Task to complete → In your copy, leave out the pictures; write out all the data exactly.

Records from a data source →
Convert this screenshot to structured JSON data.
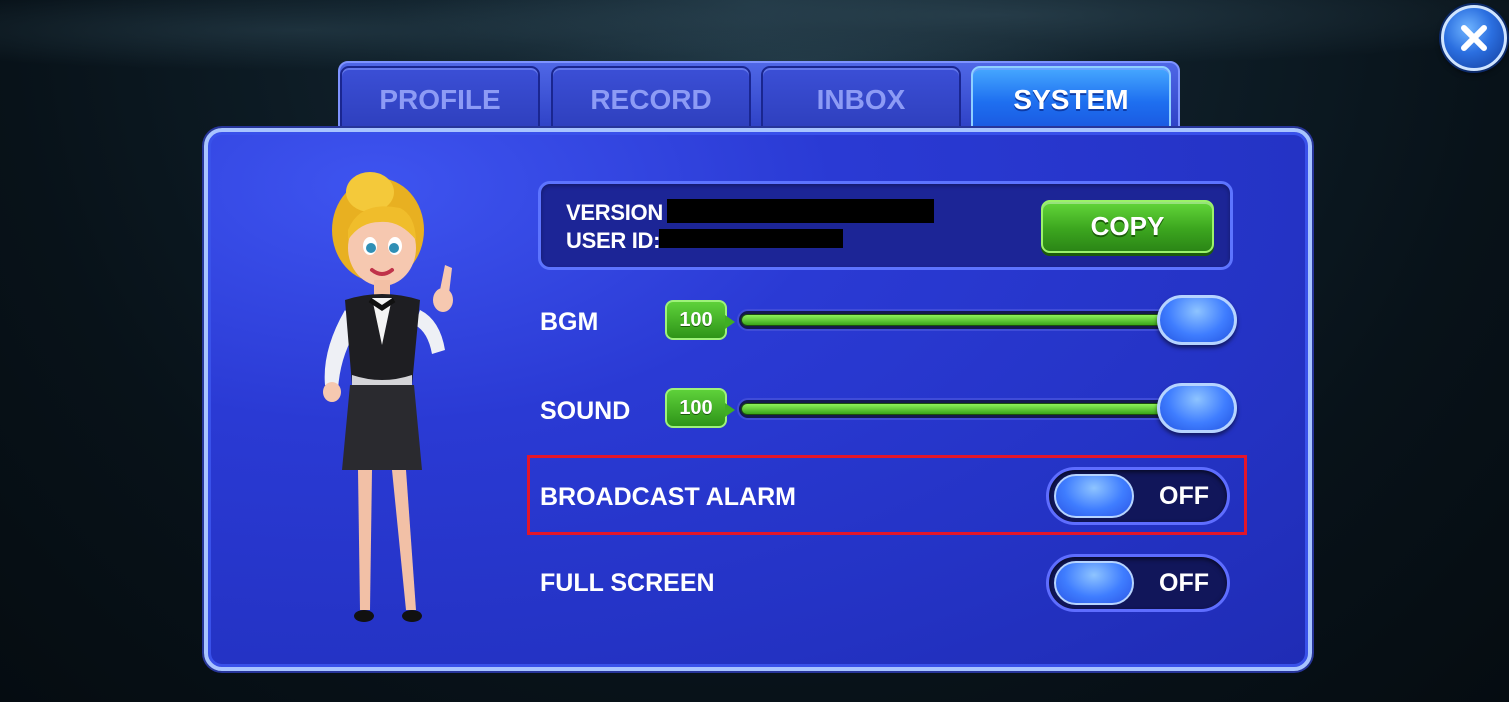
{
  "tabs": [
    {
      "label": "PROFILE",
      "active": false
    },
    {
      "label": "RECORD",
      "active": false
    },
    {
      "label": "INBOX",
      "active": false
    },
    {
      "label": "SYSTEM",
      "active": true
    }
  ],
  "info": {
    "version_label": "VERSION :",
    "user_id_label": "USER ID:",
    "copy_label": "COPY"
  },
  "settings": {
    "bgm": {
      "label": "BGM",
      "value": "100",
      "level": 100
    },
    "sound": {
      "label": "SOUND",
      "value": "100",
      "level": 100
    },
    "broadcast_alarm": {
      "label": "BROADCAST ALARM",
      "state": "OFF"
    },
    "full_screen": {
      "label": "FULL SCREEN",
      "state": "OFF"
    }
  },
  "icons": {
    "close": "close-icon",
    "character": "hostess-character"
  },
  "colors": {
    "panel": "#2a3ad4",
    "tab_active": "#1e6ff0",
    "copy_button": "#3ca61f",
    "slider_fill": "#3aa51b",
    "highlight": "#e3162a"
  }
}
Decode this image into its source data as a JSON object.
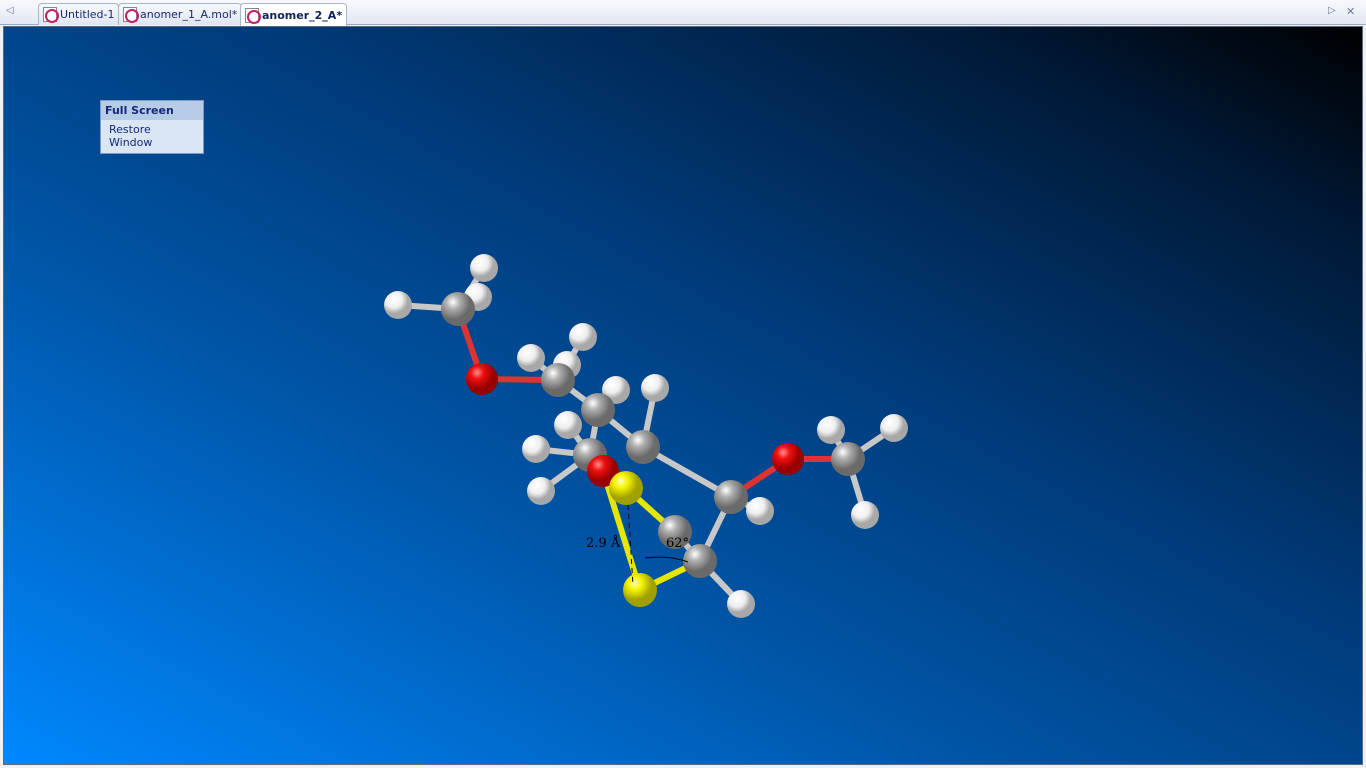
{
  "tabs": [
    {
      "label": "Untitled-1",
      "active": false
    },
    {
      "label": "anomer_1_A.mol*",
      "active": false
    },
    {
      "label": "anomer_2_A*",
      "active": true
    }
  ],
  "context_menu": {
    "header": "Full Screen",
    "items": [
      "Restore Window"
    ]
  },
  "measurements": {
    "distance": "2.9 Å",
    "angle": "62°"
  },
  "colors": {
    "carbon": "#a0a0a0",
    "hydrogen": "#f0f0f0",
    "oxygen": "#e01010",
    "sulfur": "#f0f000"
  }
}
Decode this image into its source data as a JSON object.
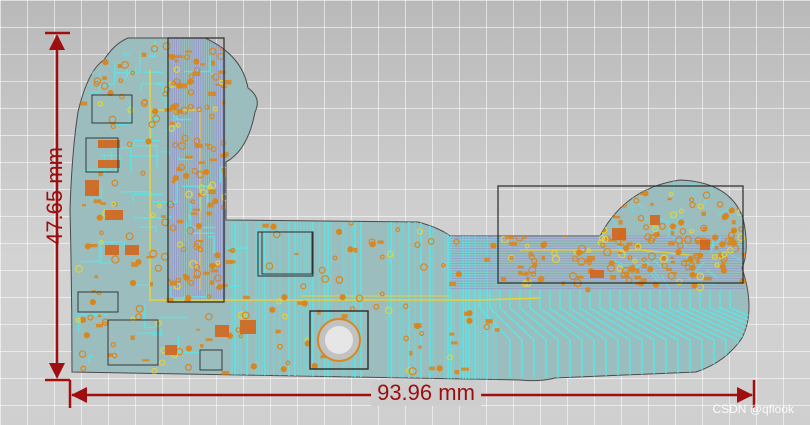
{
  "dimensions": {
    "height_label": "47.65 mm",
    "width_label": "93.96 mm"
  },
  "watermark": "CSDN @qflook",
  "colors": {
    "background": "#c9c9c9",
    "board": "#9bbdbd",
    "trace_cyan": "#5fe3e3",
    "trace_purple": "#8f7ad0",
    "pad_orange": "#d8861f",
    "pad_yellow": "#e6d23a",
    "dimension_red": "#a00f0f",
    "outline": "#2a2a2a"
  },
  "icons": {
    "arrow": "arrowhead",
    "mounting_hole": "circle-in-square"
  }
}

Answer area →
Convert this screenshot to structured JSON data.
{
  "tabs": [
    {
      "label": "PROFILE",
      "active": false
    },
    {
      "label": "RECORD",
      "active": false
    },
    {
      "label": "INBOX",
      "active": false
    },
    {
      "label": "SYSTEM",
      "active": true
    }
  ],
  "info": {
    "version_label": "VERSION :",
    "user_id_label": "USER ID:",
    "copy_label": "COPY"
  },
  "settings": {
    "bgm": {
      "label": "BGM",
      "value": "100",
      "level": 100
    },
    "sound": {
      "label": "SOUND",
      "value": "100",
      "level": 100
    },
    "broadcast_alarm": {
      "label": "BROADCAST ALARM",
      "state": "OFF"
    },
    "full_screen": {
      "label": "FULL SCREEN",
      "state": "OFF"
    }
  },
  "icons": {
    "close": "close-icon",
    "character": "hostess-character"
  },
  "colors": {
    "panel": "#2a3ad4",
    "tab_active": "#1e6ff0",
    "copy_button": "#3ca61f",
    "slider_fill": "#3aa51b",
    "highlight": "#e3162a"
  }
}
Decode this image into its source data as a JSON object.
{
  "tabs": [
    {
      "label": "Untitled-1",
      "active": false
    },
    {
      "label": "anomer_1_A.mol*",
      "active": false
    },
    {
      "label": "anomer_2_A*",
      "active": true
    }
  ],
  "context_menu": {
    "header": "Full Screen",
    "items": [
      "Restore Window"
    ]
  },
  "measurements": {
    "distance": "2.9 Å",
    "angle": "62°"
  },
  "colors": {
    "carbon": "#a0a0a0",
    "hydrogen": "#f0f0f0",
    "oxygen": "#e01010",
    "sulfur": "#f0f000"
  }
}
Decode this image into its source data as a JSON object.
{
  "dimensions": {
    "height_label": "47.65 mm",
    "width_label": "93.96 mm"
  },
  "watermark": "CSDN @qflook",
  "colors": {
    "background": "#c9c9c9",
    "board": "#9bbdbd",
    "trace_cyan": "#5fe3e3",
    "trace_purple": "#8f7ad0",
    "pad_orange": "#d8861f",
    "pad_yellow": "#e6d23a",
    "dimension_red": "#a00f0f",
    "outline": "#2a2a2a"
  },
  "icons": {
    "arrow": "arrowhead",
    "mounting_hole": "circle-in-square"
  }
}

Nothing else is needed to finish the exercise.